◆ Work to be completed
Search the material below for "Ctrl" and copy every line where it occurs.
**** Input material
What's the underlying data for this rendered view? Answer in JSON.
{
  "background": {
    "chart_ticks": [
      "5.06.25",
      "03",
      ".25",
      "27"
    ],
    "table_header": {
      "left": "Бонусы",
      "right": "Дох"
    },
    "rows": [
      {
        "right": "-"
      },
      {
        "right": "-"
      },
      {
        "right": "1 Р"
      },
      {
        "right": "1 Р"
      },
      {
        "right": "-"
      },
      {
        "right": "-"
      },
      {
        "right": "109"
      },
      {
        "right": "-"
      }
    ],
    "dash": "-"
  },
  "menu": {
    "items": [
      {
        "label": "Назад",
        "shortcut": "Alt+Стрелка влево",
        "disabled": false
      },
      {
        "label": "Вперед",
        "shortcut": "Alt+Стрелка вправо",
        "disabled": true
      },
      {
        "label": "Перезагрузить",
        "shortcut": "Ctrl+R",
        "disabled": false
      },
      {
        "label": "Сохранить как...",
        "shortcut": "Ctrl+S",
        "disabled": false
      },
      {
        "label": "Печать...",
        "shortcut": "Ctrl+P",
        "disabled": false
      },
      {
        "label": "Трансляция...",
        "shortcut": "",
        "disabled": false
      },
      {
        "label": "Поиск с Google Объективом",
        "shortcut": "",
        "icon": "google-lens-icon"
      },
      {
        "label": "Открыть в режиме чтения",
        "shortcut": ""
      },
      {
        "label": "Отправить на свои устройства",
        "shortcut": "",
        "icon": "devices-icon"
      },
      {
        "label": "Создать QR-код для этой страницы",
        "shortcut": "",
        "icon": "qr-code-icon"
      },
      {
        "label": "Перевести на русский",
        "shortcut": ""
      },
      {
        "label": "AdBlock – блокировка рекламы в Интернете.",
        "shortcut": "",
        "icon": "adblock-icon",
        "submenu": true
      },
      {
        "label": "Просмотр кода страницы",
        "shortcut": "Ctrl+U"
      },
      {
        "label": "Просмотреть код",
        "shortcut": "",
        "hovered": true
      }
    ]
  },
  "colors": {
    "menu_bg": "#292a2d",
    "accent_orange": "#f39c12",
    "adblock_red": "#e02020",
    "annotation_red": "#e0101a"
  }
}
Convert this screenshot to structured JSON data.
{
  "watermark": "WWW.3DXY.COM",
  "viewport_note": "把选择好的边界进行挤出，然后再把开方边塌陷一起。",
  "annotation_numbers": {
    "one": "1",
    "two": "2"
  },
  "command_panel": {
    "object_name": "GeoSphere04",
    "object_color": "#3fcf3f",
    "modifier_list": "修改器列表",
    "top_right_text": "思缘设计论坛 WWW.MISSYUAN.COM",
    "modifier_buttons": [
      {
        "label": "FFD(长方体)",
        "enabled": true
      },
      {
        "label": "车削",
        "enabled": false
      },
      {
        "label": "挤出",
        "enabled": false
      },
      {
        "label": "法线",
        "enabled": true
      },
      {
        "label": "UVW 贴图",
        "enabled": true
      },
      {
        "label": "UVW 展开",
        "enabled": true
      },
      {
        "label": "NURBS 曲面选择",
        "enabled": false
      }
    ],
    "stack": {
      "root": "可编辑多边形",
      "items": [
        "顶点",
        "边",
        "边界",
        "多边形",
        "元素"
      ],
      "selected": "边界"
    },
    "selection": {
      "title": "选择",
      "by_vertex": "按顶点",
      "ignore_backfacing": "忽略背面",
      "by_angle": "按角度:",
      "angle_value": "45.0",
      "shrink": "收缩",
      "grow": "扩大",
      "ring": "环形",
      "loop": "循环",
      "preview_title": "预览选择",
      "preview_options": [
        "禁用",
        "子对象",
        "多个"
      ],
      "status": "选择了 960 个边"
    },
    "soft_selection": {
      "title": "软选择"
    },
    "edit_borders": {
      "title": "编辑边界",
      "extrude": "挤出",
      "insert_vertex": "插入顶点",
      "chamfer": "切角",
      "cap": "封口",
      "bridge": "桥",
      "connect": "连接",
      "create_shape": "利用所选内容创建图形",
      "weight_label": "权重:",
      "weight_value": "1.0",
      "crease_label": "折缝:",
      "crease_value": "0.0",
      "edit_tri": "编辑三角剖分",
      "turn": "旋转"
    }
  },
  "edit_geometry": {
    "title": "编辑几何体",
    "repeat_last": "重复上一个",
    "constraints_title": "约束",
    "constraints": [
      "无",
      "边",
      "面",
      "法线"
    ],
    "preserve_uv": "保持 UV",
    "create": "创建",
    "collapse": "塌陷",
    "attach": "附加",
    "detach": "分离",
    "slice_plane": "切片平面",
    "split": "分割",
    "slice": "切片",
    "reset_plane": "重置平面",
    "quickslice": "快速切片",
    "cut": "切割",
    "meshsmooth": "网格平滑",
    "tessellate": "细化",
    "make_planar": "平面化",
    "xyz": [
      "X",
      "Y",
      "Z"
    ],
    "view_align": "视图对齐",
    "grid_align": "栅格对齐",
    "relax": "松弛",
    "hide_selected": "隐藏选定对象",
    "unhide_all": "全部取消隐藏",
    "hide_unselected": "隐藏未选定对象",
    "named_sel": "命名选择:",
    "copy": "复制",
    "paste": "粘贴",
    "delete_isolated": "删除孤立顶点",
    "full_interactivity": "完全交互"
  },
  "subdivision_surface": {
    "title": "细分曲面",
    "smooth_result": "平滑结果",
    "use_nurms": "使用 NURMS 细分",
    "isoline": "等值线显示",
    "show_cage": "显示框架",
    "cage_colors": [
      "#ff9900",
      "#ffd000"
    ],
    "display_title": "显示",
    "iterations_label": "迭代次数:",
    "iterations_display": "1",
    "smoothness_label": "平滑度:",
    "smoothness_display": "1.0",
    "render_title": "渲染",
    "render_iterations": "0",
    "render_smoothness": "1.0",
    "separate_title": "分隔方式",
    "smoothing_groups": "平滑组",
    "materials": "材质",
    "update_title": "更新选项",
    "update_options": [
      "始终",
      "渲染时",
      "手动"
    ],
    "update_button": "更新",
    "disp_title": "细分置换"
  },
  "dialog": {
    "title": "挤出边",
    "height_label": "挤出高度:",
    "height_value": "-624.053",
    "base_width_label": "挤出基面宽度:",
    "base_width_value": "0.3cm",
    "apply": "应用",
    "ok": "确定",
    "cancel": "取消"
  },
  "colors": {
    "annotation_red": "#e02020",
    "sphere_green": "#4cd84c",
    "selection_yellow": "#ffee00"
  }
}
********
◆ Answer below
        "shortcut": "Ctrl+R",
        "shortcut": "Ctrl+S",
        "shortcut": "Ctrl+P",
        "shortcut": "Ctrl+U"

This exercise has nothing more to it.